About this task | A verbatim copy of the records is required, with all pictures left out.
-- Records to use follows --
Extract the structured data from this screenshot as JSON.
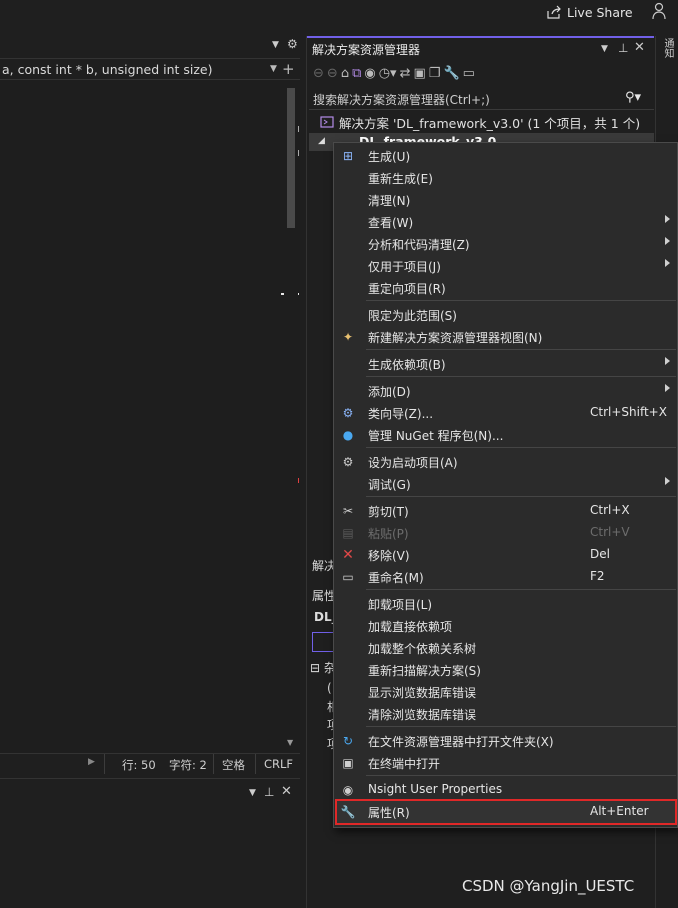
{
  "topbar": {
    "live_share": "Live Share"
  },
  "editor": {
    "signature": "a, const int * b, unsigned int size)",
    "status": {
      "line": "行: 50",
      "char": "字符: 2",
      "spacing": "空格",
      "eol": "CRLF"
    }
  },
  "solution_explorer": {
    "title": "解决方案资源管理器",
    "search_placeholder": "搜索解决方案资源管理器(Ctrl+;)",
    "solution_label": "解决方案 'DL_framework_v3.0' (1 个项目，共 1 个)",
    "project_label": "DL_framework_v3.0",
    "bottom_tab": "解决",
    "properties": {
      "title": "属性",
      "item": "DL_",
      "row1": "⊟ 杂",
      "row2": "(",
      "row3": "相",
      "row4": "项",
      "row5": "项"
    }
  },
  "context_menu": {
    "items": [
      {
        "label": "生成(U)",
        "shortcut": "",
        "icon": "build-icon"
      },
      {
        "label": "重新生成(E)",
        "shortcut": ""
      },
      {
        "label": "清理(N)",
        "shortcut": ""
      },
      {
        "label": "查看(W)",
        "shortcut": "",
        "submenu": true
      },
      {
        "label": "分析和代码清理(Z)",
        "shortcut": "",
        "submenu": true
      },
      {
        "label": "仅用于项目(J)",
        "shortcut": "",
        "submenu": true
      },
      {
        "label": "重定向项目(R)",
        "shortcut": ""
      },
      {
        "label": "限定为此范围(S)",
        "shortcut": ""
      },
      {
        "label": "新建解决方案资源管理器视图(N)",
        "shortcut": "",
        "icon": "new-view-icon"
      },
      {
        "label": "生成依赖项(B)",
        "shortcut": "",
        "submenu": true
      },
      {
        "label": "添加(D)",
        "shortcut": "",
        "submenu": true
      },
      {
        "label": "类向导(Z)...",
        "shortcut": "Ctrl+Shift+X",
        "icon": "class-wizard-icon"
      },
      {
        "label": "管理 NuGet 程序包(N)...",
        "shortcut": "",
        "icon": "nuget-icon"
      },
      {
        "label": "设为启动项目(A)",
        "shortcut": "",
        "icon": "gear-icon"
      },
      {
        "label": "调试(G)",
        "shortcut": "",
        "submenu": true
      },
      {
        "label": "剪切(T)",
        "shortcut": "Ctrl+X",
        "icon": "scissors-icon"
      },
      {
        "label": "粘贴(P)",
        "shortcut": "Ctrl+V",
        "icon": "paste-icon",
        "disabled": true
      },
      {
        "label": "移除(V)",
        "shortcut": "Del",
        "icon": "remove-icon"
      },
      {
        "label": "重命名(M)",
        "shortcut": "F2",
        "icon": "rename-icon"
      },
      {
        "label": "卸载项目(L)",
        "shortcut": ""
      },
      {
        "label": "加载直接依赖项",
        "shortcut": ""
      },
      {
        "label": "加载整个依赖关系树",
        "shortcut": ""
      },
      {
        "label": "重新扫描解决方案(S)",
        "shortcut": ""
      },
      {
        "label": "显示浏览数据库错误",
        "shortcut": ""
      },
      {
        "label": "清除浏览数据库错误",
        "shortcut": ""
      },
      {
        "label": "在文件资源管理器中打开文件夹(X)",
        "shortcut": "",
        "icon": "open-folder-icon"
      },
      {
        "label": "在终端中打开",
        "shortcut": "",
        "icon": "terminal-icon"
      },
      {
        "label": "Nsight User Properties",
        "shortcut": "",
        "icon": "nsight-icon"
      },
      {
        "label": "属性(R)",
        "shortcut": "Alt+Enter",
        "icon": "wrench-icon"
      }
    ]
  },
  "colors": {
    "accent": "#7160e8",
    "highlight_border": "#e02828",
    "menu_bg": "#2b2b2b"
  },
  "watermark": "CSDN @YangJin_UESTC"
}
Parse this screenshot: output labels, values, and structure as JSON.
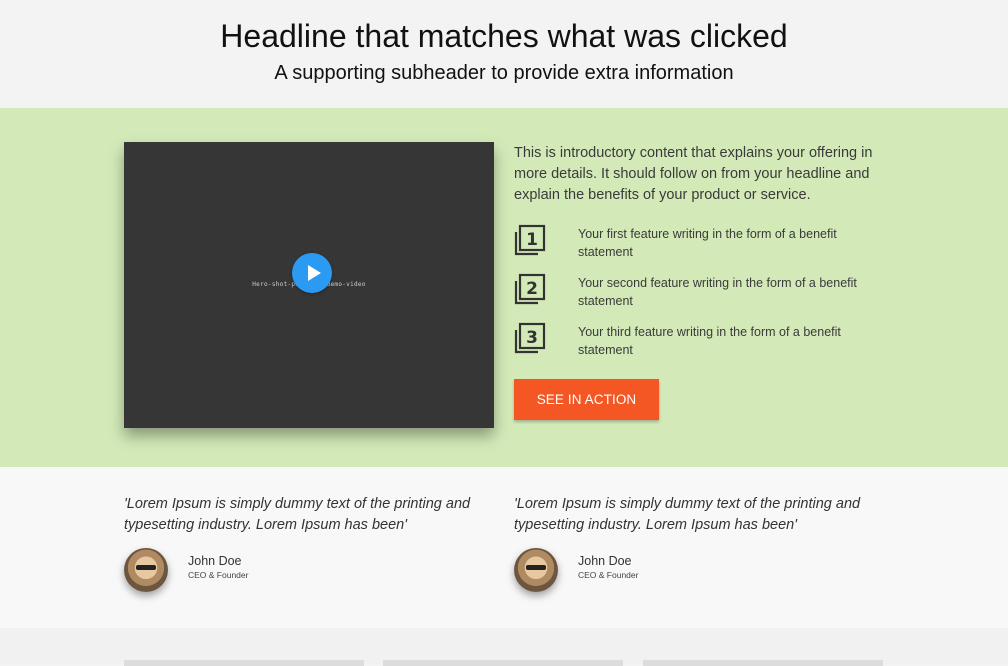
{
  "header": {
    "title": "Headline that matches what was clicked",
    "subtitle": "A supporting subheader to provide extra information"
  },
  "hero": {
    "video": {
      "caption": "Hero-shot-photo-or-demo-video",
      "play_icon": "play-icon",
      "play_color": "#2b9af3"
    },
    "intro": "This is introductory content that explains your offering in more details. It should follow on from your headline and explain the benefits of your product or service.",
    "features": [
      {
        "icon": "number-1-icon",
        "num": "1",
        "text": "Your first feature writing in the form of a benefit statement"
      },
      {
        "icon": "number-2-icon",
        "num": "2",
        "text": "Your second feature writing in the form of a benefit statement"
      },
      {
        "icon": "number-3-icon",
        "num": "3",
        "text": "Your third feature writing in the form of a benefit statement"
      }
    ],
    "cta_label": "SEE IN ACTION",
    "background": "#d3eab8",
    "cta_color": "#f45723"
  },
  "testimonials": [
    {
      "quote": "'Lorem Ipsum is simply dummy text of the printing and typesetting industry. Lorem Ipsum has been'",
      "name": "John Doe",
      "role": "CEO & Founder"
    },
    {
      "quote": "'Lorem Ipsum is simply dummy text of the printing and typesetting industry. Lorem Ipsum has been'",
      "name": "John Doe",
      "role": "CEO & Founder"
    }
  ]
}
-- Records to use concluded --
Exercise output |
Extract the structured data from this screenshot as JSON.
{
  "topbar": {
    "live_share": "Live Share"
  },
  "editor": {
    "signature": "a, const int * b, unsigned int size)",
    "status": {
      "line": "行: 50",
      "char": "字符: 2",
      "spacing": "空格",
      "eol": "CRLF"
    }
  },
  "solution_explorer": {
    "title": "解决方案资源管理器",
    "search_placeholder": "搜索解决方案资源管理器(Ctrl+;)",
    "solution_label": "解决方案 'DL_framework_v3.0' (1 个项目，共 1 个)",
    "project_label": "DL_framework_v3.0",
    "bottom_tab": "解决",
    "properties": {
      "title": "属性",
      "item": "DL_",
      "row1": "⊟ 杂",
      "row2": "(",
      "row3": "相",
      "row4": "项",
      "row5": "项"
    }
  },
  "context_menu": {
    "items": [
      {
        "label": "生成(U)",
        "shortcut": "",
        "icon": "build-icon"
      },
      {
        "label": "重新生成(E)",
        "shortcut": ""
      },
      {
        "label": "清理(N)",
        "shortcut": ""
      },
      {
        "label": "查看(W)",
        "shortcut": "",
        "submenu": true
      },
      {
        "label": "分析和代码清理(Z)",
        "shortcut": "",
        "submenu": true
      },
      {
        "label": "仅用于项目(J)",
        "shortcut": "",
        "submenu": true
      },
      {
        "label": "重定向项目(R)",
        "shortcut": ""
      },
      {
        "label": "限定为此范围(S)",
        "shortcut": ""
      },
      {
        "label": "新建解决方案资源管理器视图(N)",
        "shortcut": "",
        "icon": "new-view-icon"
      },
      {
        "label": "生成依赖项(B)",
        "shortcut": "",
        "submenu": true
      },
      {
        "label": "添加(D)",
        "shortcut": "",
        "submenu": true
      },
      {
        "label": "类向导(Z)...",
        "shortcut": "Ctrl+Shift+X",
        "icon": "class-wizard-icon"
      },
      {
        "label": "管理 NuGet 程序包(N)...",
        "shortcut": "",
        "icon": "nuget-icon"
      },
      {
        "label": "设为启动项目(A)",
        "shortcut": "",
        "icon": "gear-icon"
      },
      {
        "label": "调试(G)",
        "shortcut": "",
        "submenu": true
      },
      {
        "label": "剪切(T)",
        "shortcut": "Ctrl+X",
        "icon": "scissors-icon"
      },
      {
        "label": "粘贴(P)",
        "shortcut": "Ctrl+V",
        "icon": "paste-icon",
        "disabled": true
      },
      {
        "label": "移除(V)",
        "shortcut": "Del",
        "icon": "remove-icon"
      },
      {
        "label": "重命名(M)",
        "shortcut": "F2",
        "icon": "rename-icon"
      },
      {
        "label": "卸载项目(L)",
        "shortcut": ""
      },
      {
        "label": "加载直接依赖项",
        "shortcut": ""
      },
      {
        "label": "加载整个依赖关系树",
        "shortcut": ""
      },
      {
        "label": "重新扫描解决方案(S)",
        "shortcut": ""
      },
      {
        "label": "显示浏览数据库错误",
        "shortcut": ""
      },
      {
        "label": "清除浏览数据库错误",
        "shortcut": ""
      },
      {
        "label": "在文件资源管理器中打开文件夹(X)",
        "shortcut": "",
        "icon": "open-folder-icon"
      },
      {
        "label": "在终端中打开",
        "shortcut": "",
        "icon": "terminal-icon"
      },
      {
        "label": "Nsight User Properties",
        "shortcut": "",
        "icon": "nsight-icon"
      },
      {
        "label": "属性(R)",
        "shortcut": "Alt+Enter",
        "icon": "wrench-icon"
      }
    ]
  },
  "colors": {
    "accent": "#7160e8",
    "highlight_border": "#e02828",
    "menu_bg": "#2b2b2b"
  },
  "watermark": "CSDN @YangJin_UESTC"
}
Parse this screenshot: output labels, values, and structure as JSON.
{
  "header": {
    "title": "Headline that matches what was clicked",
    "subtitle": "A supporting subheader to provide extra information"
  },
  "hero": {
    "video": {
      "caption": "Hero-shot-photo-or-demo-video",
      "play_icon": "play-icon",
      "play_color": "#2b9af3"
    },
    "intro": "This is introductory content that explains your offering in more details. It should follow on from your headline and explain the benefits of your product or service.",
    "features": [
      {
        "icon": "number-1-icon",
        "num": "1",
        "text": "Your first feature writing in the form of a benefit statement"
      },
      {
        "icon": "number-2-icon",
        "num": "2",
        "text": "Your second feature writing in the form of a benefit statement"
      },
      {
        "icon": "number-3-icon",
        "num": "3",
        "text": "Your third feature writing in the form of a benefit statement"
      }
    ],
    "cta_label": "SEE IN ACTION",
    "background": "#d3eab8",
    "cta_color": "#f45723"
  },
  "testimonials": [
    {
      "quote": "'Lorem Ipsum is simply dummy text of the printing and typesetting industry. Lorem Ipsum has been'",
      "name": "John Doe",
      "role": "CEO & Founder"
    },
    {
      "quote": "'Lorem Ipsum is simply dummy text of the printing and typesetting industry. Lorem Ipsum has been'",
      "name": "John Doe",
      "role": "CEO & Founder"
    }
  ]
}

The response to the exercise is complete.